**Your task**
Return the lines of the data below in which the string "Gradient" occurs.

The input Start Marker

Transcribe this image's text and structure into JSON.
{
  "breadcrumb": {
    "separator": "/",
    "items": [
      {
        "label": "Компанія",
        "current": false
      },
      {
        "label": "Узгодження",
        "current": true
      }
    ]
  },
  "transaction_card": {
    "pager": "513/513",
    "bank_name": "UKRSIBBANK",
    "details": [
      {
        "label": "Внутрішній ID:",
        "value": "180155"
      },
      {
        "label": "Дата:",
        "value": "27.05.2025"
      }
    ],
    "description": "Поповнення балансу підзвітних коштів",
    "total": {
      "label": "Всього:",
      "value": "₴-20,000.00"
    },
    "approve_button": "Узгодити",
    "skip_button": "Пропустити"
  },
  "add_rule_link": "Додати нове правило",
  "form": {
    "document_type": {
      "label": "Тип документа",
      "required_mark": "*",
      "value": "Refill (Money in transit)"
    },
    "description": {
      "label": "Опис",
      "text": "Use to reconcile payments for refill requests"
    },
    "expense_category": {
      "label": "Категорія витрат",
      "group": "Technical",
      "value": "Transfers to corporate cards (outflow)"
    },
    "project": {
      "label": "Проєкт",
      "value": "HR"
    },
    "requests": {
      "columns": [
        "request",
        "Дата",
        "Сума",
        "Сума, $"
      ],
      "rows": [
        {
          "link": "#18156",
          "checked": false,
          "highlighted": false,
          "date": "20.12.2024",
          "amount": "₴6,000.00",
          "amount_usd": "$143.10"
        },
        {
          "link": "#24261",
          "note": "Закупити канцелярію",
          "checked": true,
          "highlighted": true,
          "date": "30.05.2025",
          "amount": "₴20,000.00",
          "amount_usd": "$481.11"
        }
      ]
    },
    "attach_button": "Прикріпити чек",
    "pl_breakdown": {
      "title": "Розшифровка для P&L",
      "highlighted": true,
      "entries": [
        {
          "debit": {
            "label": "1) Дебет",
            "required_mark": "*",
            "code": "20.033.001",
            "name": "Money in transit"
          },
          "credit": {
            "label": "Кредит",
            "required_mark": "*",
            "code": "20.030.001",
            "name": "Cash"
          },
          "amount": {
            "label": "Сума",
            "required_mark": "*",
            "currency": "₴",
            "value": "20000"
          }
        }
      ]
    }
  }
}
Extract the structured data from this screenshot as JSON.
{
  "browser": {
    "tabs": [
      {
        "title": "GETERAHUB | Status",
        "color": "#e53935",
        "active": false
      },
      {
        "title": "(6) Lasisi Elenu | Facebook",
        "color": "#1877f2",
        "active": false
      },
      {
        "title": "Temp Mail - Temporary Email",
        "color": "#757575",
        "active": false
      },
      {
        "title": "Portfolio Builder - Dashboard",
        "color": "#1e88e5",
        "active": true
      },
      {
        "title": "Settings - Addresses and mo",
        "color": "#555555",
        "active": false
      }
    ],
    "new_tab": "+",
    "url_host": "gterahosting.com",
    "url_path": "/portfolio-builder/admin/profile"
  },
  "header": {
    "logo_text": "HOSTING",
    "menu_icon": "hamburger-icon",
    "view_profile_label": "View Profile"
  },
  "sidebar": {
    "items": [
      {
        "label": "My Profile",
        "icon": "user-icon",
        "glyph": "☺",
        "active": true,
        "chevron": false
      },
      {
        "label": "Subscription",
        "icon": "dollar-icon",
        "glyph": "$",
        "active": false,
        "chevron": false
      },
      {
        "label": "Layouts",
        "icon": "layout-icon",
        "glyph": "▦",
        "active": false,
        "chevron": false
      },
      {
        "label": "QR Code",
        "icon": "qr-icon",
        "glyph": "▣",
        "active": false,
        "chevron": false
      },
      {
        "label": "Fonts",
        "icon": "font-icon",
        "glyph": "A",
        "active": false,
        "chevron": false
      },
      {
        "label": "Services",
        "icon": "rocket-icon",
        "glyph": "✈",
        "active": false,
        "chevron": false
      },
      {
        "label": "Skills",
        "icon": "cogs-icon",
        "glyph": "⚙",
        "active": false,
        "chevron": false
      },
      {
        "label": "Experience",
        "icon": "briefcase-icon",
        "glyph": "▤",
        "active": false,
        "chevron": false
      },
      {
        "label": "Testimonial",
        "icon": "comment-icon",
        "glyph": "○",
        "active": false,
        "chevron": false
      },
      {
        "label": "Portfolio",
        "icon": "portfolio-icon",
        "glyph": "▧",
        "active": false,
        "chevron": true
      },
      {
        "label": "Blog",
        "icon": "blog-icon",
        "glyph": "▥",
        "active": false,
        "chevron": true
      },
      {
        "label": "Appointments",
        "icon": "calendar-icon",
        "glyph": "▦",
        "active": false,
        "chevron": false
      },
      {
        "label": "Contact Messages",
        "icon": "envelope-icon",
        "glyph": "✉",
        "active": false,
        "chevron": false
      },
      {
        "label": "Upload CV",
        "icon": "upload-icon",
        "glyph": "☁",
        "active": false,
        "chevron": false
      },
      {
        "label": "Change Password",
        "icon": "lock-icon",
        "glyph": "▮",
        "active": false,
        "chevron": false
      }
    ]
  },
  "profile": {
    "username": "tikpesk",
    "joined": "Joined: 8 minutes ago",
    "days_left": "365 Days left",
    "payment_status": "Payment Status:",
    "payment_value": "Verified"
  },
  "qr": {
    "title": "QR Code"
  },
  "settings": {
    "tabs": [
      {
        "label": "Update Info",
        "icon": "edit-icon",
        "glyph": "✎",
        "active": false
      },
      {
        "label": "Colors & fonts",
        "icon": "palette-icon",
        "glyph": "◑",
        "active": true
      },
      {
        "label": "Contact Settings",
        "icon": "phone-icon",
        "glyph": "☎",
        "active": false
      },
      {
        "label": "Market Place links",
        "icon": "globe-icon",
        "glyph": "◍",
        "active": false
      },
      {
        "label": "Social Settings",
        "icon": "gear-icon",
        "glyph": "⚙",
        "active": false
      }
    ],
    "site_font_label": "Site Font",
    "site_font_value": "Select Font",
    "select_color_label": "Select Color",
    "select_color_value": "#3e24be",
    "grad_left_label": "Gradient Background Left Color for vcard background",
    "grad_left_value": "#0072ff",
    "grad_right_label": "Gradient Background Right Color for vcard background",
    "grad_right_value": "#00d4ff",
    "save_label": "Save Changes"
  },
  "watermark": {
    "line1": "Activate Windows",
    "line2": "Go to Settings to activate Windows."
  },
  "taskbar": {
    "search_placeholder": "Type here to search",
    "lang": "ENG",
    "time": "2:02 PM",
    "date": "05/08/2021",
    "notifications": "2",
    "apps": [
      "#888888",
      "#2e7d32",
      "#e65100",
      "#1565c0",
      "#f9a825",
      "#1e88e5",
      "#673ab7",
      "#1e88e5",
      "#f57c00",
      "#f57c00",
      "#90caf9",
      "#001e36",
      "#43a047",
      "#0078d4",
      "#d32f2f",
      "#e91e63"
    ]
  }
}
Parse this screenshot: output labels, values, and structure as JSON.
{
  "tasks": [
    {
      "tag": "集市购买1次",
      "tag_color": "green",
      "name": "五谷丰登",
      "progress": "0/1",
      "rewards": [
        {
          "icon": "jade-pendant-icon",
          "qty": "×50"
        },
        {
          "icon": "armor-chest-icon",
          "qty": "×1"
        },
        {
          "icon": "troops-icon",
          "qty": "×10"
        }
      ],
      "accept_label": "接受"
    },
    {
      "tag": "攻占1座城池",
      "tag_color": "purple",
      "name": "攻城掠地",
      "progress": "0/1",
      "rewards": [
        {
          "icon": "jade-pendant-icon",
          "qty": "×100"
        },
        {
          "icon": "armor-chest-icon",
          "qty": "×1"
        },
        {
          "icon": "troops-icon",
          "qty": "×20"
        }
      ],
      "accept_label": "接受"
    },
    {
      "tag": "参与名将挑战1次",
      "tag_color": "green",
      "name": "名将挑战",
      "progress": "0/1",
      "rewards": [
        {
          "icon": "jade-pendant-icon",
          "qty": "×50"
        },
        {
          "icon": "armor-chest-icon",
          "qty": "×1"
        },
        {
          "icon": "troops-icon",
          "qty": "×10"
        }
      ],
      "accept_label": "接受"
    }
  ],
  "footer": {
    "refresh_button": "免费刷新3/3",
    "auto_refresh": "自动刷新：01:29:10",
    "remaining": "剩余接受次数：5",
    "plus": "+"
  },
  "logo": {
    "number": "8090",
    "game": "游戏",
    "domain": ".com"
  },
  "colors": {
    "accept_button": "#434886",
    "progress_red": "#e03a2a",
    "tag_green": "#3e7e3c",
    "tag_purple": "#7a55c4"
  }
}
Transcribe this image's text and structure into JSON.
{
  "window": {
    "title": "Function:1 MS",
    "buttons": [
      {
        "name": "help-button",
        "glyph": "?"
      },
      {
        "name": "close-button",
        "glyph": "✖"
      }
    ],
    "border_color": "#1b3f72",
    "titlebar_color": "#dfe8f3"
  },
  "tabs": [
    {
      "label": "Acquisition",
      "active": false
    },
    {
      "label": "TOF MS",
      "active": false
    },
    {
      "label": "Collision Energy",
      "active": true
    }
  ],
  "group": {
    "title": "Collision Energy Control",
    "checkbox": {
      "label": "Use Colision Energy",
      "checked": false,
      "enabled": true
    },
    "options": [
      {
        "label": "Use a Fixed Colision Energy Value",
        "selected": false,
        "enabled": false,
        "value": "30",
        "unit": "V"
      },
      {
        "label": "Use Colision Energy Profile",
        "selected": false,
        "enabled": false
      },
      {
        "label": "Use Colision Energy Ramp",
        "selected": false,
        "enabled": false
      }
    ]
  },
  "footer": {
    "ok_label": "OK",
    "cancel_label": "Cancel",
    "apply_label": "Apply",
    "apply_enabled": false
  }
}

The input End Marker

**Exercise answer**
    "grad_left_label": "Gradient Background Left Color for vcard background",
    "grad_right_label": "Gradient Background Right Color for vcard background",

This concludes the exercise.